Stay tuned as I’m going to post more Raspberry Pi related articles, links and even some cool accessory reviews. If you’ve got one, please post in the comments what you are using it for.
And for my US friends interested in picking this up Amazon often has specials.
It’s been a while since I posted anything here on my blog, not for lack of interest on my part, but lack of direction. If there are any topics that you folks might be interested in feel free to make your suggestions in the comments section here.
Do you have access to your .htaccess file and want an immediate improvement in your WordPress site’s performance?
# BEGIN GZIP
# END GZIP
Now, I’m not going to go into the details of FTPing, backing up and editing the file — if you don’t know how to do it, please consider asking someone who does because messing up this file can and will take down your site.
Once you’re done, check to see if it worked.
I’ve written a couple articles and some code for dealing with audio files in WordPress and on iOS devices. The hope was that I could use html5 audio whenever it’s supported with a fallback to my favorite audio player.
It looks like we are almost there. With JetPack installed all you need to do to get HTML5 audio is use the audio shortcode
Read more >>
Excellent article by LongTailVideo on current (Jan 2012 article, Nov 2011 data) support of HTML5 video features on various devices and browsers.

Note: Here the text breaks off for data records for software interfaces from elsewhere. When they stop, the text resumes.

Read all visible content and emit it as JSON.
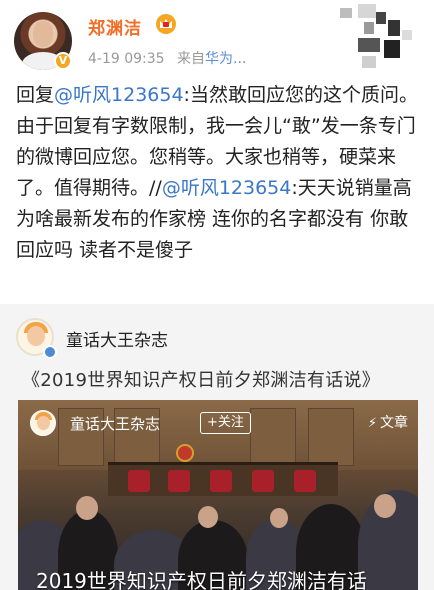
{
  "header": {
    "user_name": "郑渊洁",
    "timestamp": "4-19 09:35",
    "source_prefix": "来自",
    "device": "华为..."
  },
  "post": {
    "reply_prefix": "回复",
    "mention1": "@听风123654",
    "text1": ":当然敢回应您的这个质问。由于回复有字数限制，我一会儿“敢”发一条专门的微博回应您。您稍等。大家也稍等，硬菜来了。值得期待。//",
    "mention2": "@听风123654",
    "text2": ":天天说销量高 为啥最新发布的作家榜 连你的名字都没有 你敢回应吗 读者不是傻子"
  },
  "card": {
    "account_name": "童话大王杂志",
    "title": "《2019世界知识产权日前夕郑渊洁有话说》",
    "video": {
      "account_name": "童话大王杂志",
      "follow_label": "+关注",
      "article_label": "文章",
      "caption": "2019世界知识产权日前夕郑渊洁有话"
    }
  },
  "icons": {
    "verified": "verified-v-icon",
    "crown": "crown-icon",
    "bolt": "lightning-icon"
  },
  "colors": {
    "name_orange": "#f26e26",
    "mention_blue": "#3a77c9",
    "verified_gold": "#f5a623"
  }
}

Keep in mind that this is specific research and should be balanced using your own site analytics (eg. Your site gets mostly Firefox traffic vs IE you can move towards certain features sooner).
While playing around with QR Codes as discussed here and here I found myself wondering if I could throw together a dynamic QR Code for creating a vCard. The answer was yes. With a couple small caveats, it looks ugly and I’ve tested it but you need to test it yourself before publishing the QR Code, I’m pretty happy with the results.

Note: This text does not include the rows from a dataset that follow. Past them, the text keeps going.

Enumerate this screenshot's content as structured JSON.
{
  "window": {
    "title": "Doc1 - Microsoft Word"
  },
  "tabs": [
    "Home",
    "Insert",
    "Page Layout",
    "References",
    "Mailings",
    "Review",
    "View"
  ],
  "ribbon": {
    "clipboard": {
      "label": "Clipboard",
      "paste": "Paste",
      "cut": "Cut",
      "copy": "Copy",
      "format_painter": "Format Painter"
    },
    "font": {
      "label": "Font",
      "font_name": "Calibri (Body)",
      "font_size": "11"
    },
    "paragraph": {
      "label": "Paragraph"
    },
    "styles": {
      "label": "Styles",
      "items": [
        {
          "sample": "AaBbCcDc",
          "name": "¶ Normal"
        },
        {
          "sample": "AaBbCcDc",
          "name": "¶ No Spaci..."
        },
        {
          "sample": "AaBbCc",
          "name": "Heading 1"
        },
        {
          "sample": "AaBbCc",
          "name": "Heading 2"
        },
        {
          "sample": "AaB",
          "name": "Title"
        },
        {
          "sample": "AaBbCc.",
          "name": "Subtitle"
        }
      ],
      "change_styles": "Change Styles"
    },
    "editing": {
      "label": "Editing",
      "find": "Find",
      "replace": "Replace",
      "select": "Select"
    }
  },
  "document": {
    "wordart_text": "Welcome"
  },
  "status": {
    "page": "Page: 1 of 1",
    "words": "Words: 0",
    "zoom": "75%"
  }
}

I did find that my favorite QR Scanner I use on my iPhone was one of the many that suffers from poor vCard support so data was getting put in the wrong fields. Once I tried QRafter (vCard support is good, but I’m still not sold on the rest of it) I was able to properly test the images.

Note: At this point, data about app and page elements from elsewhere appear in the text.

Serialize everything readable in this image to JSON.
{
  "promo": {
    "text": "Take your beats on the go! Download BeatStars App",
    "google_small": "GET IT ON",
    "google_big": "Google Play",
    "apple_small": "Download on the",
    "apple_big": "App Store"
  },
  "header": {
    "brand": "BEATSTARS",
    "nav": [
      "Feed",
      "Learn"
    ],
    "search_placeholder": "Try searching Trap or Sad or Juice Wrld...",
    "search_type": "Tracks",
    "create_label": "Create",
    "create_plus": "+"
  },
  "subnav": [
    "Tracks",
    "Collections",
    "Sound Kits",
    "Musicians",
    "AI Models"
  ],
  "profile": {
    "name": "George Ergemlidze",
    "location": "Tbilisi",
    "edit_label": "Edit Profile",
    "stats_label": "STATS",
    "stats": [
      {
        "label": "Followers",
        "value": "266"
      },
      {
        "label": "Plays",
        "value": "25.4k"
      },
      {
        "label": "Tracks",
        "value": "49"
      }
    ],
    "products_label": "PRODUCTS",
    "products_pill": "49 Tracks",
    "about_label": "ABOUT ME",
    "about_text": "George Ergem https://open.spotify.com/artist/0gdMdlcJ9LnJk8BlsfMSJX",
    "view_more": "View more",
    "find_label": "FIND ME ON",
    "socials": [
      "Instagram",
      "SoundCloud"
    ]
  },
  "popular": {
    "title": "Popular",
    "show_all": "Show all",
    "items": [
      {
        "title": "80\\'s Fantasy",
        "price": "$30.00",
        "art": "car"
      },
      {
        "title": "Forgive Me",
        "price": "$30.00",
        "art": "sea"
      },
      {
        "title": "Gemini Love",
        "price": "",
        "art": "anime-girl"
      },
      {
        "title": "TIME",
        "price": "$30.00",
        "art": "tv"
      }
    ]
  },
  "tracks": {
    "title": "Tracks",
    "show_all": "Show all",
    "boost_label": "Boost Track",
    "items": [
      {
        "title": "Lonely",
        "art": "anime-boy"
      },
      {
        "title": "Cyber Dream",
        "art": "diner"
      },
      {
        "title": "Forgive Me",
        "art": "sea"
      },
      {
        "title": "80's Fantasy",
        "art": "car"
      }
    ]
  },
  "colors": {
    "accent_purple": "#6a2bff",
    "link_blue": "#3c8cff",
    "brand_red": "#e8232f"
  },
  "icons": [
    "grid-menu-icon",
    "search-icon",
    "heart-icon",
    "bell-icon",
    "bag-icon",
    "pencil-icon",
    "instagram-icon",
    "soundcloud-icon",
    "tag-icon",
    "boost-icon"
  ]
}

Feel free to give it a try, right-click on the preferred image to save and post your comments or feedback here. I get the feeling I will be updating this to make it more useful.
Shortcodes can be incredibly useful in WordPress posts but have you ever tried to put them into a text widget? Not much luck there when all you get is the text showing the [shortcode] you entered.
Well, there is a quick and easy solution. Just add this to your functions.php file:
add_filter( 'widget_text', 'shortcode_unautop'); add_filter( 'widget_text', 'do_shortcode');
Source: using shortcodes everywhere
Simple. Now you’ll be able to use your cool shortcodes within text widgets.
Lots of response to my original article about HTML5 and the 1 Pixel Out Audio Player. Unfortunately, most of it was because the original code and links died. I was able to get in touch with the author and he was kind enough to send all his files for me to repost and host here. Below is Ryan’s original article (with a couple minor edits requested):
Read more >>
If you’ve loaded up your WordPress site and found the CSS gone, you’re not alone.
Turns out there is a new bug in the W3 Total Cache plugin of WordPress where the minified CSS and JS files aren’t accessible. Your site will throw a 400 Bad Request error and if you try to access the referenced file directly you’ll get a “File param is missing” message.
The quick fix until it is addressed by the folks at W3 Total Cache is to disable the “Rewrite URL structure” option on the Minify tab in the W3 Total Cache options panel. Hopefully it’s just temporary and the next update will resolve the issue and you can turn the rewrite back on.
Test how fast your web page is loading by visiting Loads.in This can be a good first step in determining if your site is performing well. Of course, there are many other tools and techniques for determining when and where your slowdowns are occurring…or you can just give me a shout to have a look.
iOS Tips and Tricks